The government has controversially announced that it will not implement the second stage of the Leveson Inquiry which followed the phone-hacking scandal.
The Tories have also U-turned over plans to force media organisations to pay legal costs of libel cases whether they won or lost.
Culture Secretary Matt Hancock announced the government would not put Section 40 of the Crime and Courts Act into effect and said ministers would seek repeal “at the earliest opportunity”.
The Leveson inquiry, set up by David Cameron when he was PM, was due to examine relations between journalists and the police. Only last month the House of Lords voted to promote the inquiry.

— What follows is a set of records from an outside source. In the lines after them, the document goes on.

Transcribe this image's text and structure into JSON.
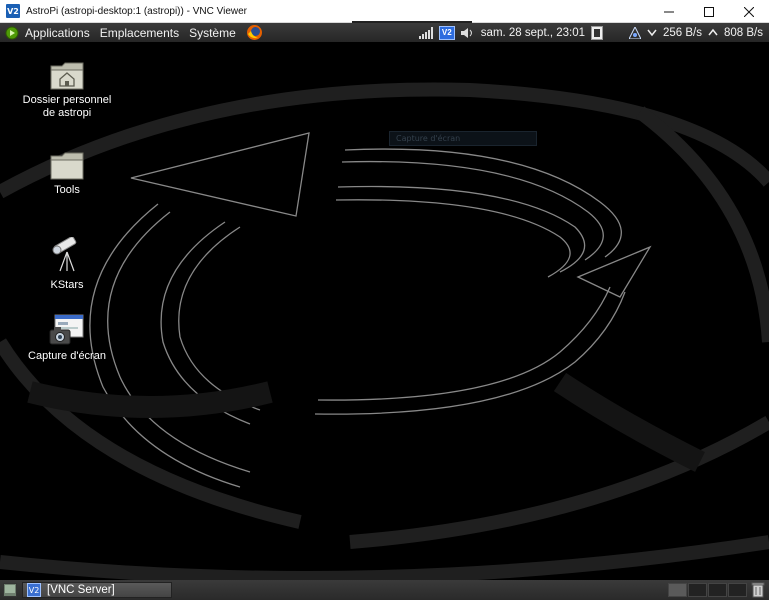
{
  "window": {
    "badge": "V2",
    "title": "AstroPi (astropi-desktop:1 (astropi)) - VNC Viewer"
  },
  "top_panel": {
    "menus": [
      "Applications",
      "Emplacements",
      "Système"
    ],
    "clock": "sam. 28 sept., 23:01",
    "vnc_badge": "V2",
    "download_rate": "256 B/s",
    "upload_rate": "808 B/s"
  },
  "desktop": {
    "icons": [
      {
        "label": "Dossier personnel de astropi",
        "icon": "home-folder-icon"
      },
      {
        "label": "Tools",
        "icon": "folder-icon"
      },
      {
        "label": "KStars",
        "icon": "telescope-icon"
      },
      {
        "label": "Capture d'écran",
        "icon": "screenshot-icon"
      }
    ],
    "ghost_window_label": "Capture d'écran"
  },
  "bottom_panel": {
    "task_label": "[VNC Server]",
    "workspace_count": 4,
    "active_workspace": 1
  },
  "colors": {
    "panel": "#2f2f2f",
    "desktop": "#000000",
    "accent": "#1a5fb4"
  }
}
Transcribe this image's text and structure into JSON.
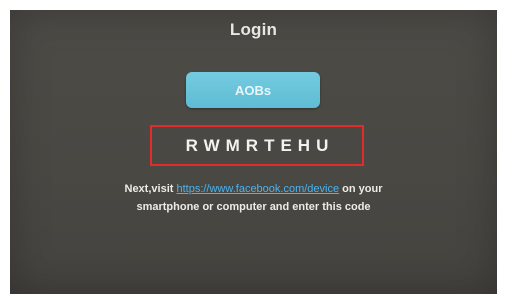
{
  "screen": {
    "title": "Login",
    "code_button_label": "AOBs",
    "device_code": "RWMRTEHU",
    "instructions": {
      "prefix": "Next,visit ",
      "link": "https://www.facebook.com/device",
      "suffix_line1": " on your",
      "line2": "smartphone or computer and enter this code"
    }
  },
  "colors": {
    "background": "#4a4843",
    "button": "#66c1d8",
    "highlight_box": "#e22b2b",
    "link": "#4ab4f0"
  }
}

But Hancock said the “world had changed” since Leveson’s 2012 report and the press had cleaned up its act, adding: “We do not believe that this costly and time-consuming public inquiry is the right way forward.”
He told MPs the Independent Press Standards Organisation (IPSO) – set up by the UK’s main newspaper groups – had “largely complied with Leveson’s recommendations”.
Labour’s deputy leader and media spokesman Tom Watson said the decision was a “bitter blow to the victims of press intrusion” and claimed that press barons had been “lobbying hard” such an outcome.
Watson also defended privacy campaigner Max Mosley, who is facing questions in the Daily Mail and The Sun about a racist leaflet published in the early 1960s.
“If I thought for one moment he held those views, contained in that leaflet of 57 years ago, I would not have given him the time of day,” he said. “He is a man, though, who in the face of great family tragedy and overwhelming media intimidation, chose to use his limited resources to support the weak against the strong.”
The son of British Fascist leader Oswald Mosley has donated about £500,000 to Watson’s office and his family money has been used to back official media regulator Impress, set up in the wake of Leveson. The Labour Party said it will not accept further donations from him.
Lord Justice Leveson was appointed in 2011 to carry out an inquiry into press standards. Under his original terms of reference, the inquiry first looked at the culture and practices of the press and relations between politicians, press and the police, took place in 2011 and 2012, with a full report in November 2012.
The second part was scheduled to consider the extent of improper conduct and governance failings by individual newspaper groups, how these were investigated by the police and whether police officers received corrupt payments or inducements.